1 Council Regulation (EC) No 1/2005 of 22nd December 2004 on the protection of animals during transport and related operations and amending Directives 64/432/EEC and 93/119/EC and Regulation (EC) No 1255/97.

Regulation (EU) No 576/2013 of the European Parliament and of the Council of 12th June 2013 on the non-commercial movement of pet animals and repealing Regulation (EC) No 998/2003 Text with EEA relevance.

Commission Implementing Regulation (EU) No 577/2013 of 28th June 2013 on the model identification documents for the non-commercial movement of dogs, cats and ferrets, the establishment of lists of territories and third countries and the format, layout and language requirements of the declarations attesting compliance with certain conditions provided for in Regulation (EU) No 576/2013.

Regulation (EC) No 1107/2006 of the European Parliament and of the Council of 5th July 2006 concerning the rights of disabled persons and persons with reduced mobility when travelling by air.

The Agency hereby identifies the following accredited training organizations: International Guide Dog Federation (IGDF) or Assistance Dogs International (ADI) he International Guide Dog Federation (IGDF), Assistance Dogs International (ADI), or the guide dog user credential issued by the Spanish National Organization for the Blind (ONCE). For additional information, kindly consult the details provided on the Agency’s website.

For further details on the requirements for the carriage of animals in the cabin and the exceptions provided for by each of the airlines mentioned, please refer to the general conditions of carriage published by the airlines.

For better reference, please be referred to the announcement made by Air Europa on its social networks.

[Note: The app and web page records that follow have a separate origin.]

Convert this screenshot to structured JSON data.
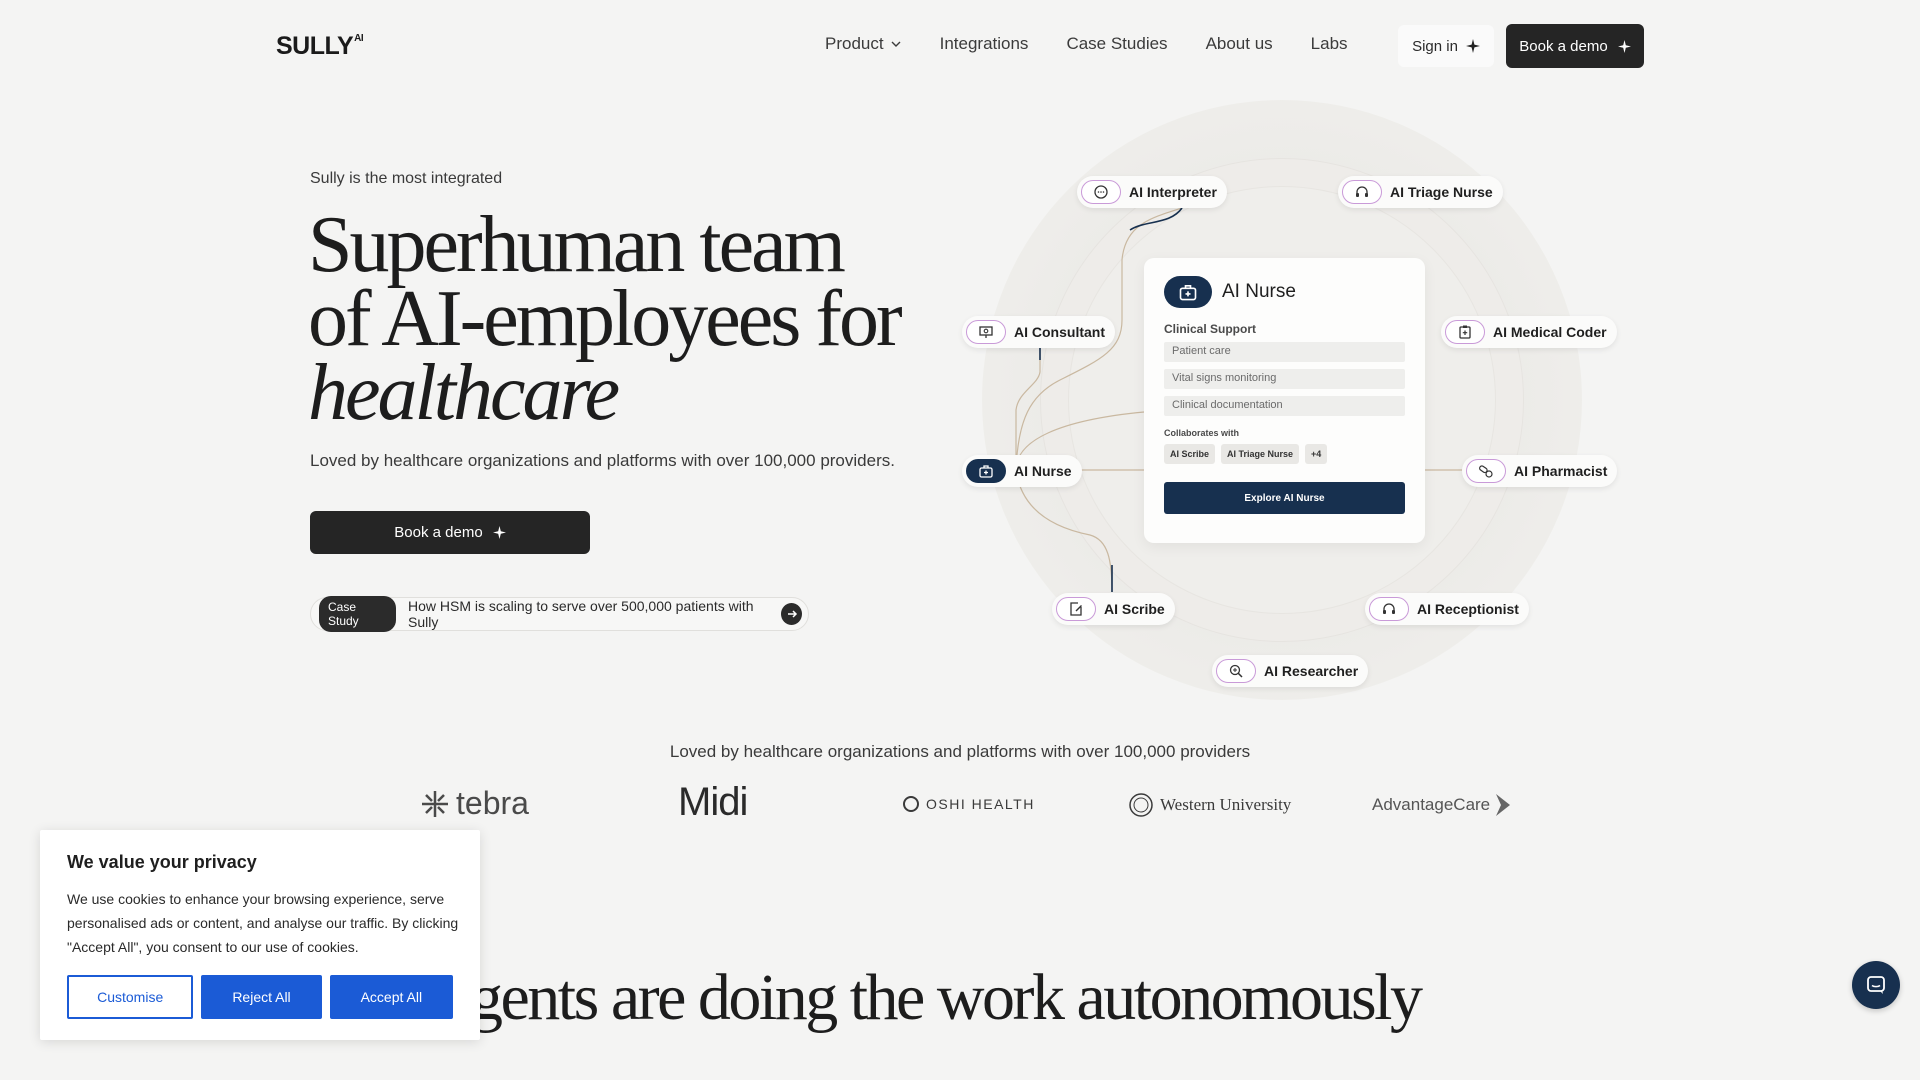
{
  "brand": {
    "logo_text": "SULLY",
    "logo_sup": "AI"
  },
  "nav": {
    "links": [
      "Product",
      "Integrations",
      "Case Studies",
      "About us",
      "Labs"
    ],
    "sign_in": "Sign in",
    "book_demo": "Book a demo"
  },
  "hero": {
    "eyebrow": "Sully is the most integrated",
    "headline_line1": "Superhuman team",
    "headline_line2": "of AI-employees for",
    "headline_line3": "healthcare",
    "subline": "Loved by healthcare organizations and platforms with over 100,000 providers.",
    "cta": "Book a demo",
    "case_badge": "Case Study",
    "case_text": "How HSM is scaling to serve over 500,000 patients with Sully"
  },
  "agents": {
    "interpreter": "AI Interpreter",
    "triage": "AI Triage Nurse",
    "consultant": "AI Consultant",
    "medical_coder": "AI Medical Coder",
    "nurse": "AI Nurse",
    "pharmacist": "AI Pharmacist",
    "scribe": "AI Scribe",
    "receptionist": "AI Receptionist",
    "researcher": "AI Researcher"
  },
  "nurse_card": {
    "title": "AI Nurse",
    "section_label": "Clinical Support",
    "items": [
      "Patient care",
      "Vital signs monitoring",
      "Clinical documentation"
    ],
    "collab_label": "Collaborates with",
    "collab": [
      "AI Scribe",
      "AI Triage Nurse",
      "+4"
    ],
    "button": "Explore AI Nurse"
  },
  "logos": {
    "caption": "Loved by healthcare organizations and platforms with over 100,000 providers",
    "items": [
      "tebra",
      "Midi",
      "OSHI HEALTH",
      "Western University",
      "AdvantageCare"
    ]
  },
  "section": {
    "headline": "gents are doing the work autonomously"
  },
  "cookie": {
    "title": "We value your privacy",
    "text": "We use cookies to enhance your browsing experience, serve personalised ads or content, and analyse our traffic. By clicking \"Accept All\", you consent to our use of cookies.",
    "customise": "Customise",
    "reject": "Reject All",
    "accept": "Accept All"
  },
  "colors": {
    "navy": "#17304f",
    "cookie_blue": "#1b5bd6",
    "dark_button": "#252525"
  }
}
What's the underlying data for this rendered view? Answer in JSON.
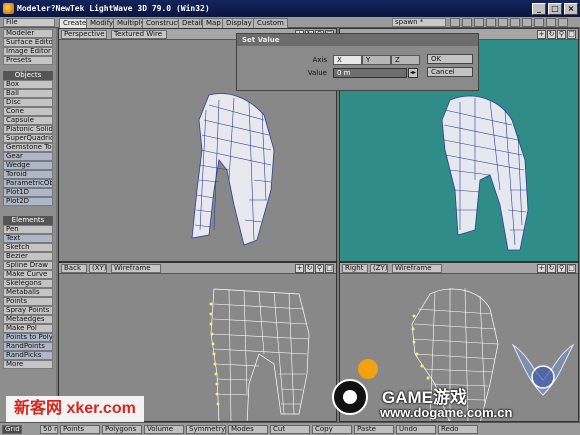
{
  "window": {
    "title": "Modeler?NewTek LightWave 3D 79.0 (Win32)",
    "buttons": [
      "_",
      "□",
      "×"
    ]
  },
  "toolbar": {
    "file": "File",
    "modeler": "Modeler",
    "tabs": [
      "Create",
      "Modify",
      "Multiply",
      "Construct",
      "Detail",
      "Map",
      "Display",
      "Custom"
    ],
    "active_tab": "Create",
    "object_name": "spawn *"
  },
  "left_panel": {
    "top_items": [
      "Surface Editor",
      "Image Editor",
      "Presets"
    ],
    "objects_header": "Objects",
    "objects": [
      "Box",
      "Ball",
      "Disc",
      "Cone",
      "Capsule",
      "Platonic Solid",
      "SuperQuadric",
      "Gemstone Tool",
      "Gear",
      "Wedge",
      "Toroid",
      "ParametricObj",
      "Plot1D",
      "Plot2D"
    ],
    "elements_header": "Elements",
    "elements": [
      "Pen",
      "Text",
      "Sketch",
      "Bezier",
      "Spline Draw",
      "Make Curve",
      "Skelegons",
      "Metaballs",
      "Points",
      "Spray Points",
      "Metaedges",
      "Make Pol",
      "Points to Polys",
      "RandPoints",
      "RandPicks",
      "More"
    ]
  },
  "viewports": {
    "top_left": {
      "view": "Perspective",
      "mode": "Textured Wire"
    },
    "bottom_left": {
      "view": "Back",
      "axis": "(XY)",
      "mode": "Wireframe"
    },
    "bottom_right": {
      "view": "Right",
      "axis": "(ZY)",
      "mode": "Wireframe"
    }
  },
  "dialog": {
    "title": "Set Value",
    "axis_label": "Axis",
    "axes": [
      "X",
      "Y",
      "Z"
    ],
    "selected_axis": "X",
    "value_label": "Value",
    "value": "0 m",
    "ok": "OK",
    "cancel": "Cancel"
  },
  "bottom_bar": {
    "grid_label": "Grid",
    "grid_value": "50 m",
    "sel_modes": [
      "Points",
      "Polygons",
      "Volume"
    ],
    "symmetry": "Symmetry",
    "modes": "Modes",
    "actions": [
      "Cut",
      "Copy",
      "Paste",
      "Undo",
      "Redo"
    ]
  },
  "watermarks": {
    "left": "新客网 xker.com",
    "right_brand": "GAME游戏",
    "right_url": "www.dogame.com.cn"
  },
  "colors": {
    "accent_teal": "#2f8c86",
    "viewport_gray": "#888888",
    "wire_blue": "#2a3f9a",
    "point_yellow": "#f0f070"
  }
}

This act defined service animals, like Spanish legislation, as «a dog that has been individually trained to do work or perform tasks for a person with a disability” and required airlines to transport these animals at no additional charge.

The information provided on this document does not, and is not intended to, constitute legal advice. All rights reserved. Reproduction in any form, distribution, transfer, and any kind of use of this document, either in its entirety or in part, is prohibited without prior authorization from PionAirLaw.